The Problem and the Solution: Why Palpatine from Star Wars is One of the Great Movie Villains | MZS

Palpatine successfully uses the arsonist-firefighter strategy more times as the saga unfolds. In “Attack of the Clones,” all the stuff involving the separatist movement (led by former Jedi Count Dooku) is an elaborate long con. It’s intended to confront the Galactic Senate with a threat so immense that they’ll vote to give Chancellor “emergency powers” to create a clone army which, unbeknownst to anyone but Palpatine, is not loyal to the republic, but only to Palpatine personally. (There continues to be confusion about the Palpatine-Dooku connection–understandable, given how densely plotted the prequels are—but it’s settled at the end of “Attack of the Clones” when Dooku lands on Coruscant and meets with Palpatine-as-Sidious and tells him “war has begun,” to which Palpatine replies, “Excellent. Everything is going as planned.”) 
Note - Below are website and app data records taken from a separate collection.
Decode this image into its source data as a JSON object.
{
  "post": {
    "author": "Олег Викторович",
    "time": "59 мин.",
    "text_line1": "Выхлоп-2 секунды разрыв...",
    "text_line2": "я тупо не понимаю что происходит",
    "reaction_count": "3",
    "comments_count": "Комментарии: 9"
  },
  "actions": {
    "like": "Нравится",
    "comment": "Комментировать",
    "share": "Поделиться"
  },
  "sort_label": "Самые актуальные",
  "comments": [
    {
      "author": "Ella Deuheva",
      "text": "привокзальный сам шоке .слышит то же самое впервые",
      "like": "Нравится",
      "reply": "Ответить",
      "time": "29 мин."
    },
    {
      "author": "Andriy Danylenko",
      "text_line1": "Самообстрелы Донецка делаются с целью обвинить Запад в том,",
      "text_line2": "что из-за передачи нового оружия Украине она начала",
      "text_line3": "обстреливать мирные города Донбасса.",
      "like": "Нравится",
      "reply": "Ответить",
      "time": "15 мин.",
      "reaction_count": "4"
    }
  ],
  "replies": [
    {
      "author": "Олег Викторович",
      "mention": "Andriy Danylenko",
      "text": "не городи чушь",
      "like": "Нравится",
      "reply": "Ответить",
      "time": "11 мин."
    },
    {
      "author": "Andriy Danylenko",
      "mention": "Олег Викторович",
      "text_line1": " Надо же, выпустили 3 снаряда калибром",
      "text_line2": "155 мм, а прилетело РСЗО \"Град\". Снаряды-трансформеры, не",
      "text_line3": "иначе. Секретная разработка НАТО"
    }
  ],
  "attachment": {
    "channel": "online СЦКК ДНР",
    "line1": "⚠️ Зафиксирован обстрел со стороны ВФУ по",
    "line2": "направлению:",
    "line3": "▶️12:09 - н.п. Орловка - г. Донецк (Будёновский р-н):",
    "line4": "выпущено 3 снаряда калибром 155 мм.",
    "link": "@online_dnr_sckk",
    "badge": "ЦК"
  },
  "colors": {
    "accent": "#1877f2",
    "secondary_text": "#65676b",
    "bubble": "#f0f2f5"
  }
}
There’s wonderful political and thematic continuity in the scene where the Galactic Senate grants Palpatine emergency powers. The senator introducing the resolution is again from Naboo: Jar-Jar Binks, who’s dumb as a box of rocks and surely thinks highly of Palpatine, a fellow Naboo native. Binks is just a temp, filling in for Padme because she’s off trying to rescue Obi-Wan Kenobi, who is being held captive by Dooku, Palpatine’s partner in conspiracy. Everything going as planned, indeed.

“Revenge of the Sith” escalates Palpatine’s scheming even further. It begins with Palpatine being held captive by Dooku and General Grievous, the cyborg leader of a separatist droid army allied with Dooku’s rebellious star systems. Anakin and Obi-Wan are sent to rescue the chancellor, and after Obi-Wan is knocked unconscious, Anakin defeats Dooku. Then, at the urgings of Palpatine, Anakin gives into the dark side and cuts his head off (something Palpatine must’ve known Anakin would do, having followed his career with great interest). 

Palpatine is relaxed, confident, patient. Like a spider. His scheme has multiple stages and layers. It doesn’t have a sell-by date, nor is it dependent on every single thing going exactly as he’d envisioned back when he was gaming things out. For instance, he didn’t plan for the sudden appearance of a possible “Chosen One,” Anakin Skywalker, brought to Coruscant via Tatooine and Naboo by a Jedi who has trouble following protocol. Still, he barely misses a step, telling the boy hero at the end of “The Phantom Menace” that “we will watch your career with great interest.”